WHAT YOU WILL DO:
The records below need to be repeated exactly, with every picture left out.

TASK MATERIAL:
┄┄┄┄┄┄
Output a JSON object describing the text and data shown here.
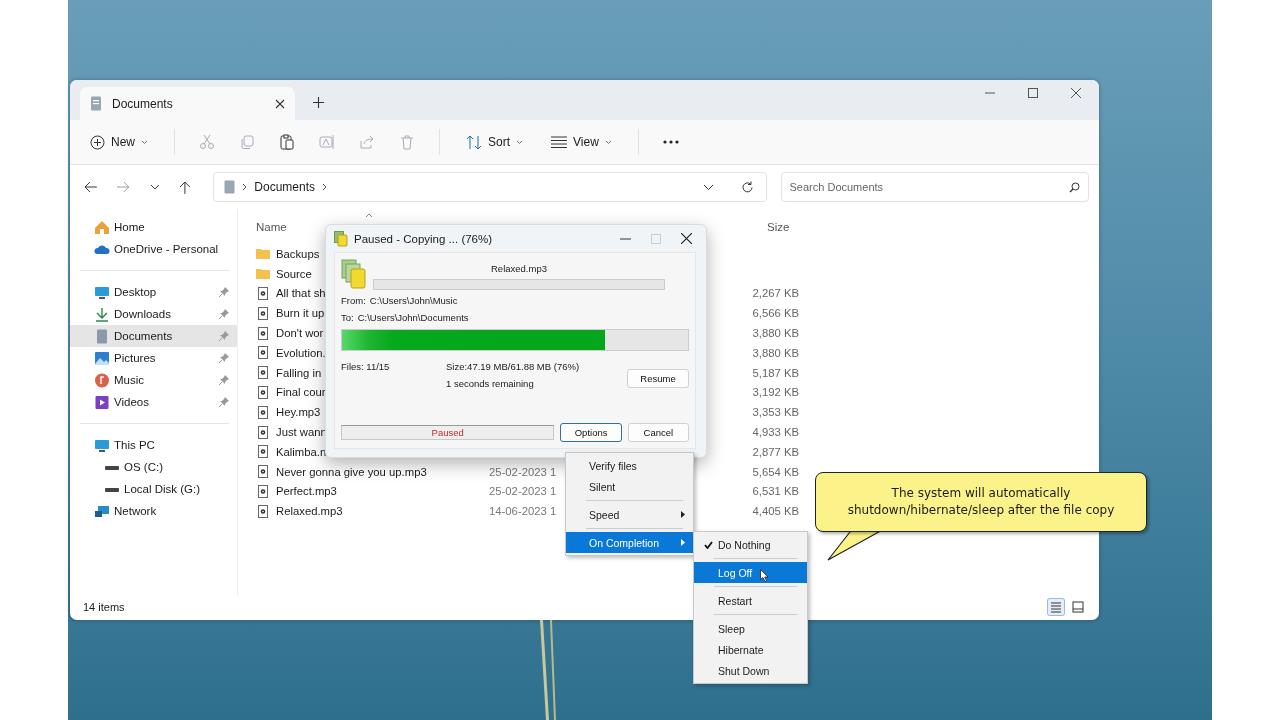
{
  "explorer": {
    "tab_title": "Documents",
    "toolbar": {
      "new": "New",
      "sort": "Sort",
      "view": "View"
    },
    "address": {
      "crumb": "Documents",
      "search_placeholder": "Search Documents"
    },
    "sidebar": [
      {
        "label": "Home",
        "pinned": false,
        "selected": false
      },
      {
        "label": "OneDrive - Personal",
        "pinned": false,
        "selected": false
      },
      {
        "label": "Desktop",
        "pinned": true,
        "selected": false
      },
      {
        "label": "Downloads",
        "pinned": true,
        "selected": false
      },
      {
        "label": "Documents",
        "pinned": true,
        "selected": true
      },
      {
        "label": "Pictures",
        "pinned": true,
        "selected": false
      },
      {
        "label": "Music",
        "pinned": true,
        "selected": false
      },
      {
        "label": "Videos",
        "pinned": true,
        "selected": false
      },
      {
        "label": "This PC",
        "pinned": false,
        "selected": false,
        "children": [
          {
            "label": "OS (C:)"
          },
          {
            "label": "Local Disk (G:)"
          }
        ]
      },
      {
        "label": "Network",
        "pinned": false,
        "selected": false
      }
    ],
    "columns": {
      "name": "Name",
      "size": "Size"
    },
    "files": [
      {
        "name": "Backups",
        "kind": "folder"
      },
      {
        "name": "Source",
        "kind": "folder"
      },
      {
        "name": "All that sh",
        "kind": "audio",
        "size": "2,267 KB"
      },
      {
        "name": "Burn it up",
        "kind": "audio",
        "size": "6,566 KB"
      },
      {
        "name": "Don't wor",
        "kind": "audio",
        "size": "3,880 KB"
      },
      {
        "name": "Evolution.",
        "kind": "audio",
        "size": "3,880 KB"
      },
      {
        "name": "Falling in",
        "kind": "audio",
        "size": "5,187 KB"
      },
      {
        "name": "Final cour",
        "kind": "audio",
        "size": "3,192 KB"
      },
      {
        "name": "Hey.mp3",
        "kind": "audio",
        "size": "3,353 KB"
      },
      {
        "name": "Just wann",
        "kind": "audio",
        "size": "4,933 KB"
      },
      {
        "name": "Kalimba.n",
        "kind": "audio",
        "size": "2,877 KB"
      },
      {
        "name": "Never gonna give you up.mp3",
        "kind": "audio",
        "date": "25-02-2023 1",
        "size": "5,654 KB"
      },
      {
        "name": "Perfect.mp3",
        "kind": "audio",
        "date": "25-02-2023 1",
        "size": "6,531 KB"
      },
      {
        "name": "Relaxed.mp3",
        "kind": "audio",
        "date": "14-06-2023 1",
        "size": "4,405 KB"
      }
    ],
    "status": "14 items"
  },
  "copy_dialog": {
    "title": "Paused - Copying ... (76%)",
    "file": "Relaxed.mp3",
    "file_progress": {
      "level": 0
    },
    "from_label": "From:",
    "from": "C:\\Users\\John\\Music",
    "to_label": "To:",
    "to": "C:\\Users\\John\\Documents",
    "overall": {
      "level": 0.76
    },
    "files": "Files: 11/15",
    "size": "Size:47.19 MB/61.88 MB (76%)",
    "remaining": "1 seconds remaining",
    "resume": "Resume",
    "state": "Paused",
    "options": "Options",
    "cancel": "Cancel"
  },
  "options_menu": [
    {
      "label": "Verify files",
      "kind": "item",
      "selected": false
    },
    {
      "label": "Silent",
      "kind": "item",
      "selected": false
    },
    {
      "label": "Speed",
      "kind": "submenu",
      "selected": false
    },
    {
      "label": "On Completion",
      "kind": "submenu",
      "selected": true
    }
  ],
  "completion_menu": [
    {
      "label": "Do Nothing",
      "checked": true,
      "selected": false
    },
    {
      "label": "Log Off",
      "checked": false,
      "selected": true
    },
    {
      "label": "Restart",
      "checked": false,
      "selected": false
    },
    {
      "label": "Sleep",
      "checked": false,
      "selected": false
    },
    {
      "label": "Hibernate",
      "checked": false,
      "selected": false
    },
    {
      "label": "Shut Down",
      "checked": false,
      "selected": false
    }
  ],
  "callout": {
    "line1": "The system will automatically",
    "line2": "shutdown/hibernate/sleep after the file copy"
  }
}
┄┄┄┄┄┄
SOLUTION TO THE PROBLEM:
Output a JSON object describing the text and data shown here.
{
  "explorer": {
    "tab_title": "Documents",
    "toolbar": {
      "new": "New",
      "sort": "Sort",
      "view": "View"
    },
    "address": {
      "crumb": "Documents",
      "search_placeholder": "Search Documents"
    },
    "sidebar": [
      {
        "label": "Home",
        "pinned": false,
        "selected": false
      },
      {
        "label": "OneDrive - Personal",
        "pinned": false,
        "selected": false
      },
      {
        "label": "Desktop",
        "pinned": true,
        "selected": false
      },
      {
        "label": "Downloads",
        "pinned": true,
        "selected": false
      },
      {
        "label": "Documents",
        "pinned": true,
        "selected": true
      },
      {
        "label": "Pictures",
        "pinned": true,
        "selected": false
      },
      {
        "label": "Music",
        "pinned": true,
        "selected": false
      },
      {
        "label": "Videos",
        "pinned": true,
        "selected": false
      },
      {
        "label": "This PC",
        "pinned": false,
        "selected": false,
        "children": [
          {
            "label": "OS (C:)"
          },
          {
            "label": "Local Disk (G:)"
          }
        ]
      },
      {
        "label": "Network",
        "pinned": false,
        "selected": false
      }
    ],
    "columns": {
      "name": "Name",
      "size": "Size"
    },
    "files": [
      {
        "name": "Backups",
        "kind": "folder"
      },
      {
        "name": "Source",
        "kind": "folder"
      },
      {
        "name": "All that sh",
        "kind": "audio",
        "size": "2,267 KB"
      },
      {
        "name": "Burn it up",
        "kind": "audio",
        "size": "6,566 KB"
      },
      {
        "name": "Don't wor",
        "kind": "audio",
        "size": "3,880 KB"
      },
      {
        "name": "Evolution.",
        "kind": "audio",
        "size": "3,880 KB"
      },
      {
        "name": "Falling in",
        "kind": "audio",
        "size": "5,187 KB"
      },
      {
        "name": "Final cour",
        "kind": "audio",
        "size": "3,192 KB"
      },
      {
        "name": "Hey.mp3",
        "kind": "audio",
        "size": "3,353 KB"
      },
      {
        "name": "Just wann",
        "kind": "audio",
        "size": "4,933 KB"
      },
      {
        "name": "Kalimba.n",
        "kind": "audio",
        "size": "2,877 KB"
      },
      {
        "name": "Never gonna give you up.mp3",
        "kind": "audio",
        "date": "25-02-2023 1",
        "size": "5,654 KB"
      },
      {
        "name": "Perfect.mp3",
        "kind": "audio",
        "date": "25-02-2023 1",
        "size": "6,531 KB"
      },
      {
        "name": "Relaxed.mp3",
        "kind": "audio",
        "date": "14-06-2023 1",
        "size": "4,405 KB"
      }
    ],
    "status": "14 items"
  },
  "copy_dialog": {
    "title": "Paused - Copying ... (76%)",
    "file": "Relaxed.mp3",
    "file_progress": {
      "level": 0
    },
    "from_label": "From:",
    "from": "C:\\Users\\John\\Music",
    "to_label": "To:",
    "to": "C:\\Users\\John\\Documents",
    "overall": {
      "level": 0.76
    },
    "files": "Files: 11/15",
    "size": "Size:47.19 MB/61.88 MB (76%)",
    "remaining": "1 seconds remaining",
    "resume": "Resume",
    "state": "Paused",
    "options": "Options",
    "cancel": "Cancel"
  },
  "options_menu": [
    {
      "label": "Verify files",
      "kind": "item",
      "selected": false
    },
    {
      "label": "Silent",
      "kind": "item",
      "selected": false
    },
    {
      "label": "Speed",
      "kind": "submenu",
      "selected": false
    },
    {
      "label": "On Completion",
      "kind": "submenu",
      "selected": true
    }
  ],
  "completion_menu": [
    {
      "label": "Do Nothing",
      "checked": true,
      "selected": false
    },
    {
      "label": "Log Off",
      "checked": false,
      "selected": true
    },
    {
      "label": "Restart",
      "checked": false,
      "selected": false
    },
    {
      "label": "Sleep",
      "checked": false,
      "selected": false
    },
    {
      "label": "Hibernate",
      "checked": false,
      "selected": false
    },
    {
      "label": "Shut Down",
      "checked": false,
      "selected": false
    }
  ],
  "callout": {
    "line1": "The system will automatically",
    "line2": "shutdown/hibernate/sleep after the file copy"
  }
}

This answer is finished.